[WHAT IS NEEDED] Write down the whole listing below again without changing a word.

[SOURCE INFORMATION]
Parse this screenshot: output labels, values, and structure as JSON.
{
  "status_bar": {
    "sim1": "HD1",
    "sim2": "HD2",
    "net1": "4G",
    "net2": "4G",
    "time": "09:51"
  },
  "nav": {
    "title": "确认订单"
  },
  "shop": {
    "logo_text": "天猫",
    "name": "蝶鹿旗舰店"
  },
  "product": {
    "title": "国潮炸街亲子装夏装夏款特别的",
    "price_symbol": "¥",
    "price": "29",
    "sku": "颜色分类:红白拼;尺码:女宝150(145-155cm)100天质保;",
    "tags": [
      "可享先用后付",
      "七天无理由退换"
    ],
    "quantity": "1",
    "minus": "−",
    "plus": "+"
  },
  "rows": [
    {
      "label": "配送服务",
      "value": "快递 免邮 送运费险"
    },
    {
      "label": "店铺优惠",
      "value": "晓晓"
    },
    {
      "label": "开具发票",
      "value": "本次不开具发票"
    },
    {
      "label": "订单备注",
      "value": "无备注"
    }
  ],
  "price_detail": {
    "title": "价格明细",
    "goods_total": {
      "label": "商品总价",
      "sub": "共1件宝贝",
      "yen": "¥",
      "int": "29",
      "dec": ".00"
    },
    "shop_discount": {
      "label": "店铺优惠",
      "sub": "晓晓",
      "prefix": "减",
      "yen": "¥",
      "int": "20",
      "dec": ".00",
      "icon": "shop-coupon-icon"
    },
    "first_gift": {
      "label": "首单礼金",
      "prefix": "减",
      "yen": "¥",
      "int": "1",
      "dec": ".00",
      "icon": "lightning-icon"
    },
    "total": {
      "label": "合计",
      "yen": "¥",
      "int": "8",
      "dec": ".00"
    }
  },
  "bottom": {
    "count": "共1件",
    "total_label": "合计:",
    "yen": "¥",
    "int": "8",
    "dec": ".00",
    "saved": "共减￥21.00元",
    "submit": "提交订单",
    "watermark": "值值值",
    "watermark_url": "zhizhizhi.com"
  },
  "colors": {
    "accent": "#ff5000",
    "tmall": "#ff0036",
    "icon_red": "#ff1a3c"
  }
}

[YOUR RESPONSE]
Parse this screenshot: output labels, values, and structure as JSON.
{
  "status_bar": {
    "sim1": "HD1",
    "sim2": "HD2",
    "net1": "4G",
    "net2": "4G",
    "time": "09:51"
  },
  "nav": {
    "title": "确认订单"
  },
  "shop": {
    "logo_text": "天猫",
    "name": "蝶鹿旗舰店"
  },
  "product": {
    "title": "国潮炸街亲子装夏装夏款特别的",
    "price_symbol": "¥",
    "price": "29",
    "sku": "颜色分类:红白拼;尺码:女宝150(145-155cm)100天质保;",
    "tags": [
      "可享先用后付",
      "七天无理由退换"
    ],
    "quantity": "1",
    "minus": "−",
    "plus": "+"
  },
  "rows": [
    {
      "label": "配送服务",
      "value": "快递 免邮 送运费险"
    },
    {
      "label": "店铺优惠",
      "value": "晓晓"
    },
    {
      "label": "开具发票",
      "value": "本次不开具发票"
    },
    {
      "label": "订单备注",
      "value": "无备注"
    }
  ],
  "price_detail": {
    "title": "价格明细",
    "goods_total": {
      "label": "商品总价",
      "sub": "共1件宝贝",
      "yen": "¥",
      "int": "29",
      "dec": ".00"
    },
    "shop_discount": {
      "label": "店铺优惠",
      "sub": "晓晓",
      "prefix": "减",
      "yen": "¥",
      "int": "20",
      "dec": ".00",
      "icon": "shop-coupon-icon"
    },
    "first_gift": {
      "label": "首单礼金",
      "prefix": "减",
      "yen": "¥",
      "int": "1",
      "dec": ".00",
      "icon": "lightning-icon"
    },
    "total": {
      "label": "合计",
      "yen": "¥",
      "int": "8",
      "dec": ".00"
    }
  },
  "bottom": {
    "count": "共1件",
    "total_label": "合计:",
    "yen": "¥",
    "int": "8",
    "dec": ".00",
    "saved": "共减￥21.00元",
    "submit": "提交订单",
    "watermark": "值值值",
    "watermark_url": "zhizhizhi.com"
  },
  "colors": {
    "accent": "#ff5000",
    "tmall": "#ff0036",
    "icon_red": "#ff1a3c"
  }
}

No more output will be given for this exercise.